Multidisciplinary rounds (MDR) have become important mechanisms for communication and coordination of care. To guide design of tools supporting MDR, we reviewed the literature published from 1990 to 2005 about MDR on information tools used, information needs, impact of information tools, and evaluation measures. Fifty-one papers met inclusion criteria and(More)
BACKGROUND In response to inherent inadequacies in health information technologies, clinicians create their own tools for managing their information needs. Little is known about these clinician-designed information tools. With greater appreciation for why clinicians resort to these tools, health information technology designers can develop systems that(More)
Human factors systems approaches are critical for improving healthcare quality and patient safety. The SEIPS (Systems Engineering Initiative for Patient Safety) model of work system and patient safety is a human factors systems approach that has been successfully applied in healthcare research and practice. Several research and practical applications of the(More)
BACKGROUND Although nurse staffing has been found to be related to patient mortality, there has been limited study of the independent effect of work schedules on patient care outcomes. OBJECTIVE To determine if, in hospitals where nurses report more adverse work schedules, there would be increased patient mortality, controlling for staffing. METHODS A(More)
Background The heavy workload of hospital nurses is a major problem for the American health care system. Nurses are experiencing higher workloads than ever before due to four main reasons: (1) increased demand for nurses, (2) inadequate supply of nurses, (3) reduced staffing and increased overtime, and (4) reduction in patient length of stay. First, the(More)

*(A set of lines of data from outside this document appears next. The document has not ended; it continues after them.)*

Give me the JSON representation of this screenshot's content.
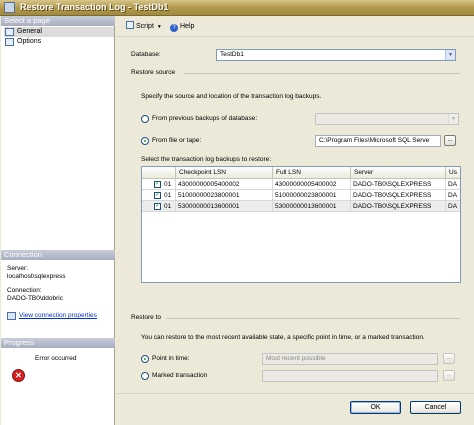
{
  "window": {
    "title": "Restore Transaction Log - TestDb1"
  },
  "left": {
    "select_page_header": "Select a page",
    "pages": [
      {
        "label": "General"
      },
      {
        "label": "Options"
      }
    ],
    "connection_header": "Connection",
    "server_label": "Server:",
    "server_value": "localhost\\sqlexpress",
    "connection_label": "Connection:",
    "connection_value": "DADO-TB0\\ddobric",
    "view_connection_link": "View connection properties",
    "progress_header": "Progress",
    "progress_status": "Error occurred"
  },
  "toolbar": {
    "script_label": "Script",
    "help_label": "Help"
  },
  "main": {
    "database_label": "Database:",
    "database_value": "TestDb1",
    "restore_source_header": "Restore source",
    "source_instruction": "Specify the source and location of the transaction log backups.",
    "from_previous_label": "From previous backups of database:",
    "from_previous_value": "",
    "from_file_label": "From file or tape:",
    "from_file_value": "C:\\Program Files\\Microsoft SQL Serve",
    "select_backups_label": "Select the transaction log backups to restore:",
    "grid_columns": [
      "",
      "Checkpoint LSN",
      "Full LSN",
      "Server",
      "Us"
    ],
    "grid_rows": [
      {
        "checked": true,
        "pos": "01",
        "checkpoint_lsn": "43000000005400002",
        "full_lsn": "43000000005400002",
        "server": "DADO-TB0\\SQLEXPRESS",
        "user": "DA"
      },
      {
        "checked": true,
        "pos": "01",
        "checkpoint_lsn": "51000000023800001",
        "full_lsn": "51000000023800001",
        "server": "DADO-TB0\\SQLEXPRESS",
        "user": "DA"
      },
      {
        "checked": true,
        "pos": "01",
        "checkpoint_lsn": "53000000013600001",
        "full_lsn": "53000000013600001",
        "server": "DADO-TB0\\SQLEXPRESS",
        "user": "DA"
      }
    ],
    "restore_to_header": "Restore to",
    "restore_to_instruction": "You can restore to the most recent available state, a specific point in time, or a marked transaction.",
    "point_in_time_label": "Point in time:",
    "point_in_time_value": "Most recent possible",
    "marked_transaction_label": "Marked transaction",
    "marked_transaction_value": ""
  },
  "buttons": {
    "ok_label": "OK",
    "cancel_label": "Cancel"
  }
}
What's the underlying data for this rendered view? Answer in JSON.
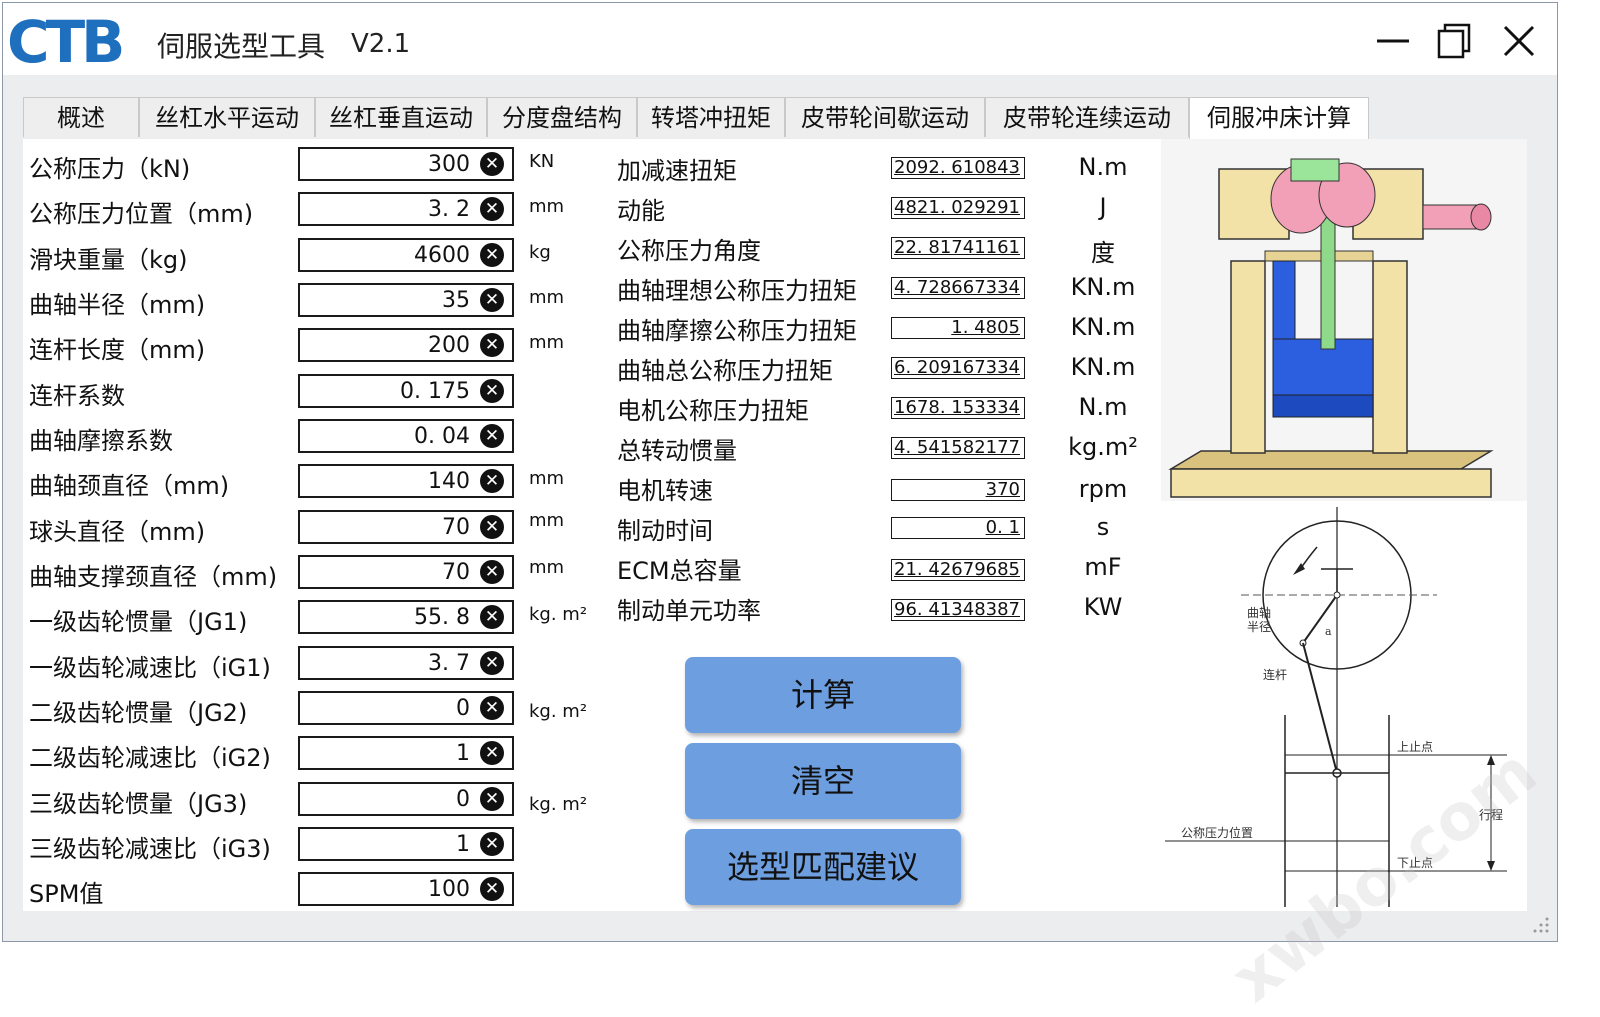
{
  "window": {
    "logo": "CTB",
    "title": "伺服选型工具",
    "version": "V2.1"
  },
  "tabs": [
    "概述",
    "丝杠水平运动",
    "丝杠垂直运动",
    "分度盘结构",
    "转塔冲扭矩",
    "皮带轮间歇运动",
    "皮带轮连续运动",
    "伺服冲床计算"
  ],
  "active_tab": "伺服冲床计算",
  "params": [
    {
      "label": "公称压力（kN)",
      "value": "300",
      "unit": "KN"
    },
    {
      "label": "公称压力位置（mm)",
      "value": "3. 2",
      "unit": "mm"
    },
    {
      "label": "滑块重量（kg)",
      "value": "4600",
      "unit": "kg"
    },
    {
      "label": "曲轴半径（mm)",
      "value": "35",
      "unit": "mm"
    },
    {
      "label": "连杆长度（mm)",
      "value": "200",
      "unit": "mm"
    },
    {
      "label": "连杆系数",
      "value": "0. 175",
      "unit": ""
    },
    {
      "label": "曲轴摩擦系数",
      "value": "0. 04",
      "unit": ""
    },
    {
      "label": "曲轴颈直径（mm)",
      "value": "140",
      "unit": "mm"
    },
    {
      "label": "球头直径（mm)",
      "value": "70",
      "unit": "mm"
    },
    {
      "label": "曲轴支撑颈直径（mm)",
      "value": "70",
      "unit": "mm"
    },
    {
      "label": "一级齿轮惯量（JG1)",
      "value": "55. 8",
      "unit": "kg. m²"
    },
    {
      "label": "一级齿轮减速比（iG1)",
      "value": "3. 7",
      "unit": ""
    },
    {
      "label": "二级齿轮惯量（JG2)",
      "value": "0",
      "unit": "kg. m²"
    },
    {
      "label": "二级齿轮减速比（iG2)",
      "value": "1",
      "unit": ""
    },
    {
      "label": "三级齿轮惯量（JG3)",
      "value": "0",
      "unit": "kg. m²"
    },
    {
      "label": "三级齿轮减速比（iG3)",
      "value": "1",
      "unit": ""
    },
    {
      "label": "SPM值",
      "value": "100",
      "unit": ""
    }
  ],
  "results": [
    {
      "label": "加减速扭矩",
      "value": "2092. 610843",
      "unit": "N.m"
    },
    {
      "label": "动能",
      "value": "4821. 029291",
      "unit": "J"
    },
    {
      "label": "公称压力角度",
      "value": "22. 81741161",
      "unit": "度"
    },
    {
      "label": "曲轴理想公称压力扭矩",
      "value": "4. 728667334",
      "unit": "KN.m"
    },
    {
      "label": "曲轴摩擦公称压力扭矩",
      "value": "1. 4805",
      "unit": "KN.m"
    },
    {
      "label": "曲轴总公称压力扭矩",
      "value": "6. 209167334",
      "unit": "KN.m"
    },
    {
      "label": "电机公称压力扭矩",
      "value": "1678. 153334",
      "unit": "N.m"
    },
    {
      "label": "总转动惯量",
      "value": "4. 541582177",
      "unit": "kg.m²"
    },
    {
      "label": "电机转速",
      "value": "370",
      "unit": "rpm"
    },
    {
      "label": "制动时间",
      "value": "0. 1",
      "unit": "s"
    },
    {
      "label": "ECM总容量",
      "value": "21. 42679685",
      "unit": "mF"
    },
    {
      "label": "制动单元功率",
      "value": "96. 41348387",
      "unit": "KW"
    }
  ],
  "buttons": {
    "calc": "计算",
    "clear": "清空",
    "suggest": "选型匹配建议"
  },
  "diagram": {
    "crank_radius": "曲轴\n半径",
    "angle": "a",
    "rod": "连杆",
    "tdc": "上止点",
    "stroke": "行程",
    "nominal_pos": "公称压力位置",
    "bdc": "下止点"
  },
  "watermark": "xwbo.com"
}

ii Acknowledgments The authors gratefully acknowledge the intellectual contributions from the following reviewers: iii DISCLAIMER Certain commercial entities, equipment, or material may be identified in this document in order to describe a concept adequately. Such identification is not intended to imply recommendation or endorsement by the National(More)
This paper presents an ongoing observational study to explore a "front-stage-back-stage" model of information processes during group discussions (multidiscipli-nary rounds) in the pediatric intensive care unit (PICU) of an academic medical center. Participants were observed to collaborate on "front-stage" processes of case presentation, discussion of(More)